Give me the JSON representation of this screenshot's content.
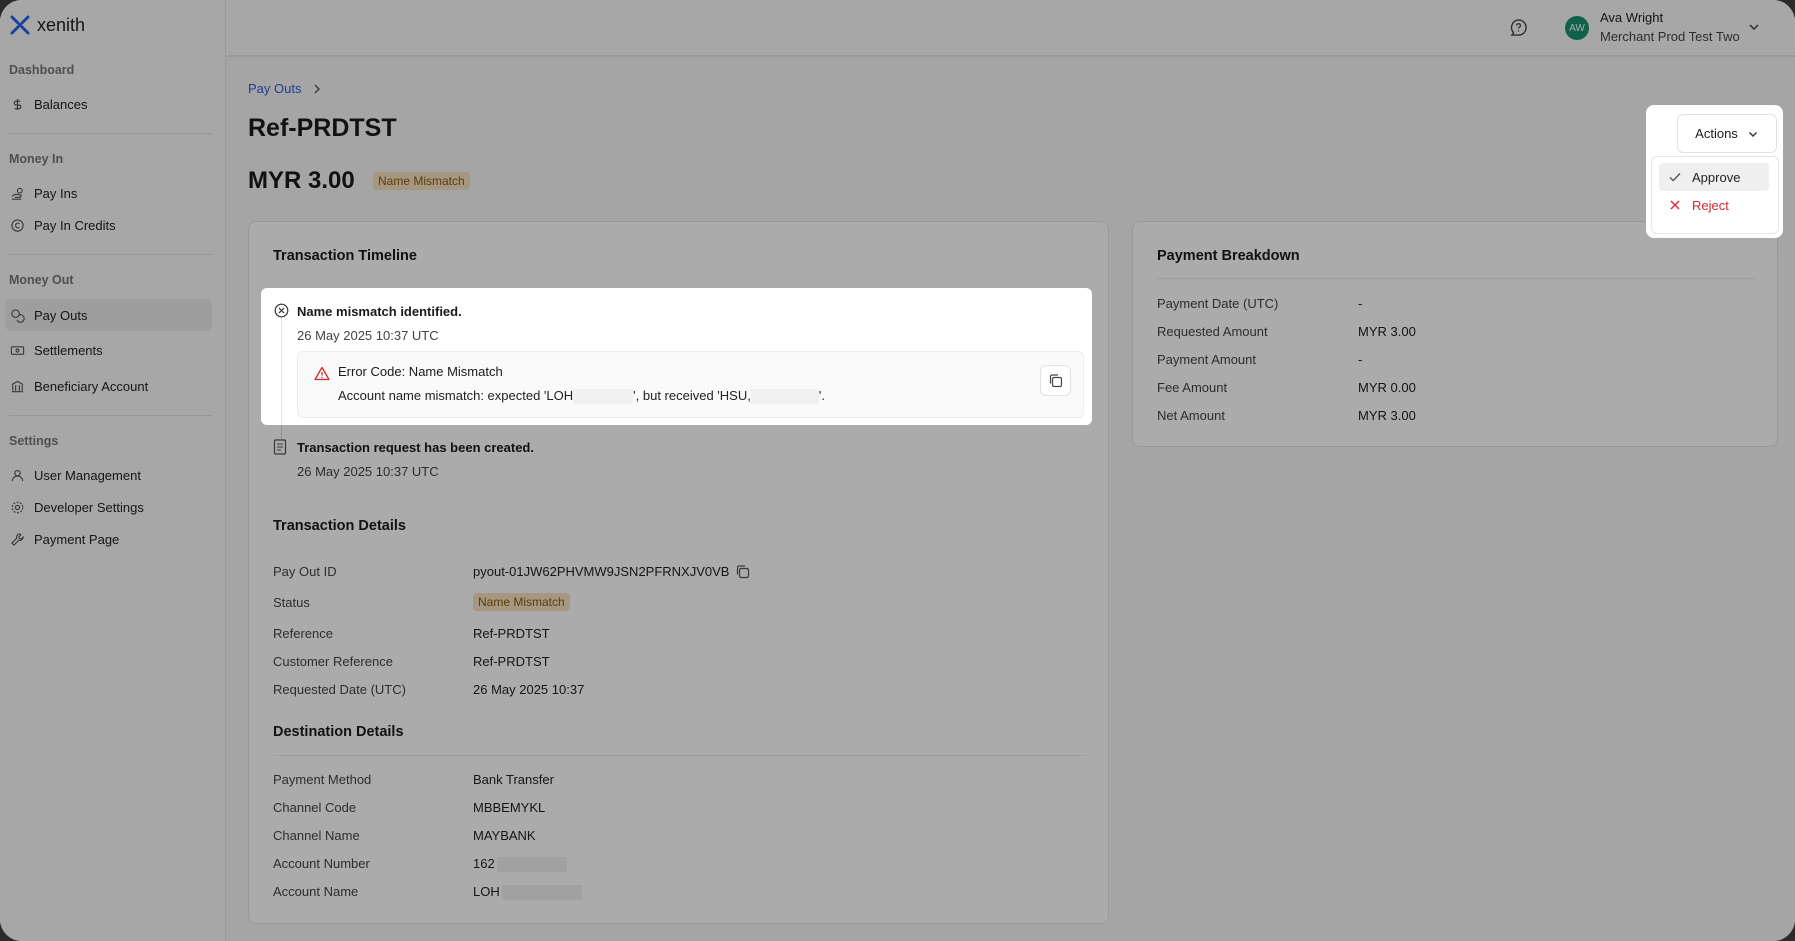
{
  "app": {
    "name": "xenith",
    "brand_color": "#2563eb"
  },
  "header": {
    "help_icon": "help-chat-icon",
    "user": {
      "initials": "AW",
      "name": "Ava Wright",
      "org": "Merchant Prod Test Two"
    }
  },
  "sidebar": {
    "sections": [
      {
        "title": "Dashboard",
        "items": [
          {
            "label": "Balances",
            "icon": "dollar-icon"
          }
        ]
      },
      {
        "title": "Money In",
        "items": [
          {
            "label": "Pay Ins",
            "icon": "hand-coins-icon"
          },
          {
            "label": "Pay In Credits",
            "icon": "copyright-icon"
          }
        ]
      },
      {
        "title": "Money Out",
        "items": [
          {
            "label": "Pay Outs",
            "icon": "coins-icon",
            "active": true
          },
          {
            "label": "Settlements",
            "icon": "banknote-icon"
          },
          {
            "label": "Beneficiary Account",
            "icon": "bank-icon"
          }
        ]
      },
      {
        "title": "Settings",
        "items": [
          {
            "label": "User Management",
            "icon": "user-icon"
          },
          {
            "label": "Developer Settings",
            "icon": "gear-icon"
          },
          {
            "label": "Payment Page",
            "icon": "wrench-icon"
          }
        ]
      }
    ]
  },
  "page": {
    "breadcrumb": "Pay Outs",
    "title": "Ref-PRDTST",
    "amount": "MYR 3.00",
    "status_badge": "Name Mismatch",
    "badge_bg": "#f6e2bf",
    "badge_fg": "#8a5a12"
  },
  "actions": {
    "button_label": "Actions",
    "items": {
      "approve": "Approve",
      "reject": "Reject"
    },
    "reject_color": "#d4282c"
  },
  "timeline": {
    "title": "Transaction Timeline",
    "events": [
      {
        "title": "Name mismatch identified.",
        "time": "26 May 2025 10:37 UTC",
        "error_code": "Error Code: Name Mismatch",
        "message_part1": "Account name mismatch: expected 'LOH",
        "message_part2": "', but received 'HSU,",
        "message_part3": "'."
      },
      {
        "title": "Transaction request has been created.",
        "time": "26 May 2025 10:37 UTC"
      }
    ]
  },
  "transaction_details": {
    "title": "Transaction Details",
    "rows": [
      {
        "label": "Pay Out ID",
        "value": "pyout-01JW62PHVMW9JSN2PFRNXJV0VB"
      },
      {
        "label": "Status",
        "value": "Name Mismatch"
      },
      {
        "label": "Reference",
        "value": "Ref-PRDTST"
      },
      {
        "label": "Customer Reference",
        "value": "Ref-PRDTST"
      },
      {
        "label": "Requested Date (UTC)",
        "value": "26 May 2025 10:37"
      }
    ]
  },
  "destination_details": {
    "title": "Destination Details",
    "rows": [
      {
        "label": "Payment Method",
        "value": "Bank Transfer"
      },
      {
        "label": "Channel Code",
        "value": "MBBEMYKL"
      },
      {
        "label": "Channel Name",
        "value": "MAYBANK"
      },
      {
        "label": "Account Number",
        "value": "162"
      },
      {
        "label": "Account Name",
        "value": "LOH"
      }
    ]
  },
  "payment_breakdown": {
    "title": "Payment Breakdown",
    "rows": [
      {
        "label": "Payment Date (UTC)",
        "value": "-"
      },
      {
        "label": "Requested Amount",
        "value": "MYR 3.00"
      },
      {
        "label": "Payment Amount",
        "value": "-"
      },
      {
        "label": "Fee Amount",
        "value": "MYR 0.00"
      },
      {
        "label": "Net Amount",
        "value": "MYR 3.00"
      }
    ]
  }
}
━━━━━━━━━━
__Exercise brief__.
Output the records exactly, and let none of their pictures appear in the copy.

__Response__.
Give me the JSON representation of this screenshot's content.
{
  "app": {
    "name": "xenith",
    "brand_color": "#2563eb"
  },
  "header": {
    "help_icon": "help-chat-icon",
    "user": {
      "initials": "AW",
      "name": "Ava Wright",
      "org": "Merchant Prod Test Two"
    }
  },
  "sidebar": {
    "sections": [
      {
        "title": "Dashboard",
        "items": [
          {
            "label": "Balances",
            "icon": "dollar-icon"
          }
        ]
      },
      {
        "title": "Money In",
        "items": [
          {
            "label": "Pay Ins",
            "icon": "hand-coins-icon"
          },
          {
            "label": "Pay In Credits",
            "icon": "copyright-icon"
          }
        ]
      },
      {
        "title": "Money Out",
        "items": [
          {
            "label": "Pay Outs",
            "icon": "coins-icon",
            "active": true
          },
          {
            "label": "Settlements",
            "icon": "banknote-icon"
          },
          {
            "label": "Beneficiary Account",
            "icon": "bank-icon"
          }
        ]
      },
      {
        "title": "Settings",
        "items": [
          {
            "label": "User Management",
            "icon": "user-icon"
          },
          {
            "label": "Developer Settings",
            "icon": "gear-icon"
          },
          {
            "label": "Payment Page",
            "icon": "wrench-icon"
          }
        ]
      }
    ]
  },
  "page": {
    "breadcrumb": "Pay Outs",
    "title": "Ref-PRDTST",
    "amount": "MYR 3.00",
    "status_badge": "Name Mismatch",
    "badge_bg": "#f6e2bf",
    "badge_fg": "#8a5a12"
  },
  "actions": {
    "button_label": "Actions",
    "items": {
      "approve": "Approve",
      "reject": "Reject"
    },
    "reject_color": "#d4282c"
  },
  "timeline": {
    "title": "Transaction Timeline",
    "events": [
      {
        "title": "Name mismatch identified.",
        "time": "26 May 2025 10:37 UTC",
        "error_code": "Error Code: Name Mismatch",
        "message_part1": "Account name mismatch: expected 'LOH",
        "message_part2": "', but received 'HSU,",
        "message_part3": "'."
      },
      {
        "title": "Transaction request has been created.",
        "time": "26 May 2025 10:37 UTC"
      }
    ]
  },
  "transaction_details": {
    "title": "Transaction Details",
    "rows": [
      {
        "label": "Pay Out ID",
        "value": "pyout-01JW62PHVMW9JSN2PFRNXJV0VB"
      },
      {
        "label": "Status",
        "value": "Name Mismatch"
      },
      {
        "label": "Reference",
        "value": "Ref-PRDTST"
      },
      {
        "label": "Customer Reference",
        "value": "Ref-PRDTST"
      },
      {
        "label": "Requested Date (UTC)",
        "value": "26 May 2025 10:37"
      }
    ]
  },
  "destination_details": {
    "title": "Destination Details",
    "rows": [
      {
        "label": "Payment Method",
        "value": "Bank Transfer"
      },
      {
        "label": "Channel Code",
        "value": "MBBEMYKL"
      },
      {
        "label": "Channel Name",
        "value": "MAYBANK"
      },
      {
        "label": "Account Number",
        "value": "162"
      },
      {
        "label": "Account Name",
        "value": "LOH"
      }
    ]
  },
  "payment_breakdown": {
    "title": "Payment Breakdown",
    "rows": [
      {
        "label": "Payment Date (UTC)",
        "value": "-"
      },
      {
        "label": "Requested Amount",
        "value": "MYR 3.00"
      },
      {
        "label": "Payment Amount",
        "value": "-"
      },
      {
        "label": "Fee Amount",
        "value": "MYR 0.00"
      },
      {
        "label": "Net Amount",
        "value": "MYR 3.00"
      }
    ]
  }
}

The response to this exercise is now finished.